Jones, Sandra C. and Owen, Neville, 2006, Using fear appeals to promote cancer screening - are we scaring the wrong people?, International Journal of Nonprofit and Voluntary Sector Marketing, 11(2), 93-103.
There is debate regarding the use of fear appeals (emphasizing severe threats to health) in social marketing, to encourage preventive behaviours, such as screening for breast cancer. While it has been found that fear appeals may result in attitude and behaviour change there is also the risk of inciting inappropriate levels of fear, motivating the wrong audience or instigating maladaptive behaviour in the target group such as denial or defensive avoidance. This study examined the impact of an experimental threat manipulation for mammography screening on a group of women in regional Australia. The study found that varying the level of threat had no impact on stated intentions of the women to undergo mammographic screening. However, it also found that high-threat messages resulted in stronger negative emotional reactions and greater perceived susceptibility among younger women who are not the target group for screening in Australia.

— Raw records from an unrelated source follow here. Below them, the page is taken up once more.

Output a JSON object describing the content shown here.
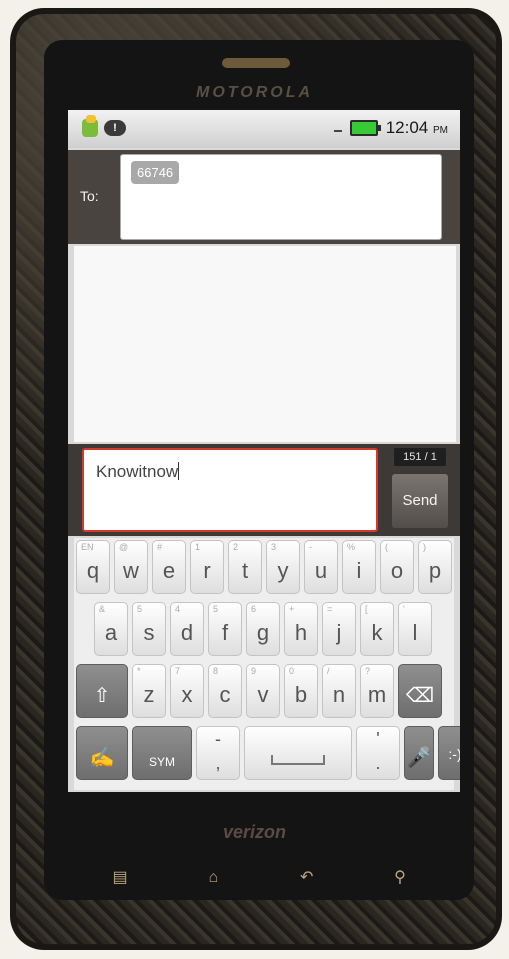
{
  "device": {
    "brand": "MOTOROLA",
    "carrier": "verizon"
  },
  "status_bar": {
    "icons": [
      "app-notification-icon",
      "yahoo-messenger-icon"
    ],
    "time": "12:04",
    "ampm": "PM",
    "battery_color": "#35c935"
  },
  "compose": {
    "to_label": "To:",
    "recipient_chip": "66746",
    "message_text": "Knowitnow",
    "char_counter": "151 / 1",
    "send_label": "Send",
    "accent_color": "#d43a2c"
  },
  "keyboard": {
    "row1": [
      {
        "key": "q",
        "hint": "EN"
      },
      {
        "key": "w",
        "hint": "@"
      },
      {
        "key": "e",
        "hint": "#"
      },
      {
        "key": "r",
        "hint": "1"
      },
      {
        "key": "t",
        "hint": "2"
      },
      {
        "key": "y",
        "hint": "3"
      },
      {
        "key": "u",
        "hint": "-"
      },
      {
        "key": "i",
        "hint": "%"
      },
      {
        "key": "o",
        "hint": "("
      },
      {
        "key": "p",
        "hint": ")"
      }
    ],
    "row2": [
      {
        "key": "a",
        "hint": "&"
      },
      {
        "key": "s",
        "hint": "5"
      },
      {
        "key": "d",
        "hint": "4"
      },
      {
        "key": "f",
        "hint": "5"
      },
      {
        "key": "g",
        "hint": "6"
      },
      {
        "key": "h",
        "hint": "+"
      },
      {
        "key": "j",
        "hint": "="
      },
      {
        "key": "k",
        "hint": "["
      },
      {
        "key": "l",
        "hint": "'"
      }
    ],
    "row3": [
      {
        "key": "z",
        "hint": "*"
      },
      {
        "key": "x",
        "hint": "7"
      },
      {
        "key": "c",
        "hint": "8"
      },
      {
        "key": "v",
        "hint": "9"
      },
      {
        "key": "b",
        "hint": "0"
      },
      {
        "key": "n",
        "hint": "/"
      },
      {
        "key": "m",
        "hint": "?"
      }
    ],
    "sym_label": "SYM",
    "smiley_label": ":-)"
  },
  "nav_buttons": [
    "menu-icon",
    "home-icon",
    "back-icon",
    "search-icon"
  ]
}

The results of this study emphasize the importance of limiting the use of high levels of threat in social marketing campaigns, and ensuring that campaigns are appropriately designed to specifically impact upon and motivate the target group.